And this leads us to the first two laws of Noach:
(1) The prohibition of idolatry.
(2) The prohibition to blaspheme against the Creator.
The main objective of these two mitzvot can be summarized in the following theme: "First of all, accept the authority of My Kingdom – then, afterwards, you can perform My decrees." Before we begin to study the details of actions that we must do, we must make a decision – to accept the authority of the King of the Universe, He who created it. This cannot be done while we continue to serve a foreign god or do not show proper respect for God (and blaspheme Him).
Note: Our prayer is a direct expression of our link to God. This is the positive aspect of these first two mitzvot. What is the proper form of prayer? This will be discussed in a later message.
(3) The prohibition of murder.
There is no need to waste words on the importance of this commandment. The Creator gave every person the gift of life, and we should never dare to take this gift away from anybody, just as we cannot give life to anybody else. This was the sin of Cain, and from his time on, humanity has been crying out for the possibility that every man and woman will allow all the others to live, even though they don't think alike...
(4) Illicit sex.
This law is quite complex, with many ramifications, and we will not discuss it in detail here.
Let us just say that when we burst forth from the womb of the pregnant mother, we received air to breathe and usually also food so that we could live in this world. The main thing we must do in return is grant life in the same way to future generations. Any sexual fashions that do not provide a healthy and complete format for life within human society will lead to unnecessary destruction, and there should be no room for them in our world!
The best policy is to get married in an organized way, establish a family, and try to provide a better world for future generations!
(5) The prohibition to rob or steal from another person.
This law, like the previous ones, is easy to understand. Everyone labors to improve their lives, and it is entirely unreasonable to overturn the public order by taking away somebody else's livelihood. If this becomes a standard action, how will society continue to exist?
(6) Prohibition to eat a limb taken from an animal while it is still alive.
This law has several essential elements, but we will only touch on them in this summary.
First, we must address a question in principle: Why are we permitted to eat meat in the first place?
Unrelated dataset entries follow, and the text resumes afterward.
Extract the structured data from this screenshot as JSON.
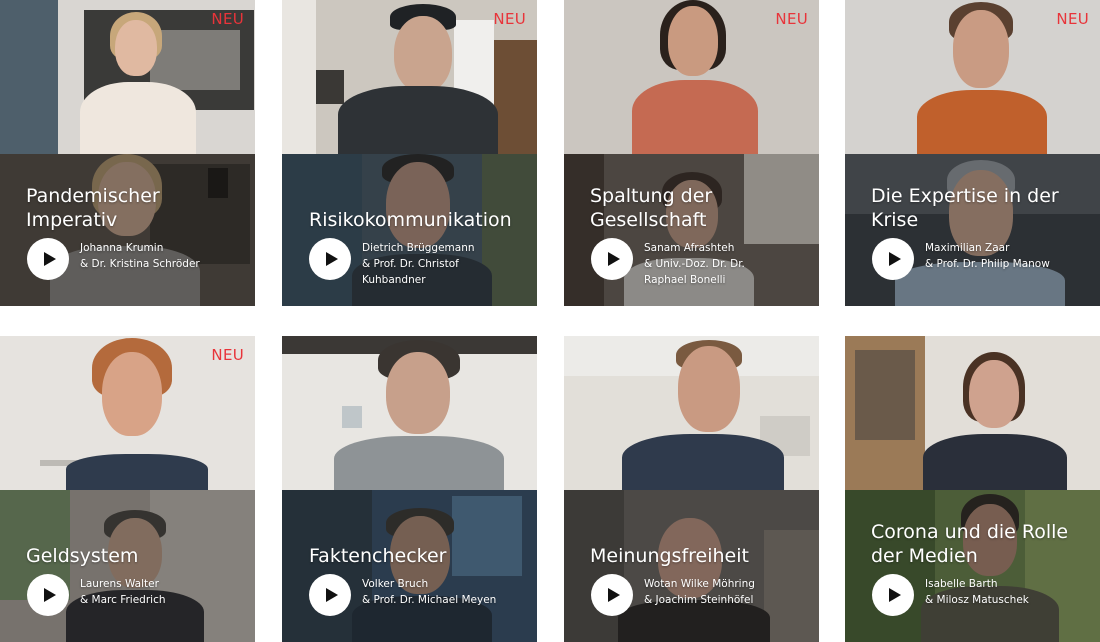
{
  "badge_label": "NEU",
  "cards": [
    {
      "title": "Pandemischer\nImperativ",
      "names": [
        "Johanna Krumin",
        "& Dr. Kristina Schröder"
      ],
      "is_new": true
    },
    {
      "title": "Risikokommunikation",
      "names": [
        "Dietrich Brüggemann",
        "& Prof. Dr. Christof",
        "Kuhbandner"
      ],
      "is_new": true
    },
    {
      "title": "Spaltung der\nGesellschaft",
      "names": [
        "Sanam Afrashteh",
        "& Univ.-Doz. Dr. Dr.",
        "Raphael Bonelli"
      ],
      "is_new": true
    },
    {
      "title": "Die Expertise in der\nKrise",
      "names": [
        "Maximilian Zaar",
        "& Prof. Dr. Philip Manow"
      ],
      "is_new": true
    },
    {
      "title": "Geldsystem",
      "names": [
        "Laurens Walter",
        "& Marc Friedrich"
      ],
      "is_new": true
    },
    {
      "title": "Faktenchecker",
      "names": [
        "Volker Bruch",
        "& Prof. Dr. Michael Meyen"
      ],
      "is_new": false
    },
    {
      "title": "Meinungsfreiheit",
      "names": [
        "Wotan Wilke Möhring",
        "& Joachim Steinhöfel"
      ],
      "is_new": false
    },
    {
      "title": "Corona und die Rolle\nder Medien",
      "names": [
        "Isabelle Barth",
        "& Milosz Matuschek"
      ],
      "is_new": false
    }
  ],
  "colors": {
    "badge": "#e8343a",
    "play_button": "#ffffff",
    "text": "#ffffff"
  },
  "icons": {
    "play": "play-icon"
  }
}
If we have been allowed to eat the flesh of an animal, we must at the very least be moderate and not live cruelly (such as cutting off the leg of an animal and eating it in full view of the animal while it suffers from pain)...
From this law, we can understand how we should relate to other elements of creation. We must remember that the Creator made not only man (or, as some people seem to think, only the nation of Israel...). This can lead us to thoughts about the link between humankind and his environment, not only contact with other people.
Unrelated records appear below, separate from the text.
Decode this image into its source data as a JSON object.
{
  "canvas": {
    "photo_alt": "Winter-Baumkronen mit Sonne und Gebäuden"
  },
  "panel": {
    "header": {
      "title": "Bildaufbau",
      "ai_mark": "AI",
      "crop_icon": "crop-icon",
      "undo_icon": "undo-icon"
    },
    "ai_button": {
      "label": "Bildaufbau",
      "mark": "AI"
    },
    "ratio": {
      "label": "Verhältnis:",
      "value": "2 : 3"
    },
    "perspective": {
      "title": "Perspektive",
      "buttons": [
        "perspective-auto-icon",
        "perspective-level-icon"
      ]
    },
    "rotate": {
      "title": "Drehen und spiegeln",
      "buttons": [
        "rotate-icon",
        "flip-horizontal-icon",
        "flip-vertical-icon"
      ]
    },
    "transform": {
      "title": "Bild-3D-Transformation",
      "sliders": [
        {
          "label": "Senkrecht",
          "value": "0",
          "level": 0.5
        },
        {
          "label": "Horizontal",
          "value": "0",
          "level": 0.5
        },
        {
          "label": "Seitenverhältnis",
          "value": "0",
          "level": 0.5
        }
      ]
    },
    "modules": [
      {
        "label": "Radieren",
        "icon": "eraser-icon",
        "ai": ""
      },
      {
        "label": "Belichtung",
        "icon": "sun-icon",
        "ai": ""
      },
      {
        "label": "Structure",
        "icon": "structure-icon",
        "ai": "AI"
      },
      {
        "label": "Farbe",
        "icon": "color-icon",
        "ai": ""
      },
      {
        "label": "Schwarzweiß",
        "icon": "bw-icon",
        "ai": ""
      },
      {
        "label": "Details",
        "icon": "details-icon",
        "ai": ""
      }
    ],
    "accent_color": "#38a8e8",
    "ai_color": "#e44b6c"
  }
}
(7) The obligation is to establish courts to make judgments between people.
The need for this is certainly evident. Without a system of courts, whoever is strongest will force himself on the others. This mitzvah is an obligation not for the individual but for society. It is nevertheless one of the essential commands, as was already recognized by Thomas Hobbes in his book, "Leviathan," more than 400 years ago.
Does this bring us to the end of the obligations of the Bnei Noach? Not!
Questions that will be addressed in later, more detailed lessons:
* What practical steps are necessary to become a Ben Noach?
* What else must you learn?
* Can a person be a Ben Noach and remain a Christian?
* What is the next step in this process?
Shalom, and greetings from the Land of Israel.
Rabbi Chaim Goldberg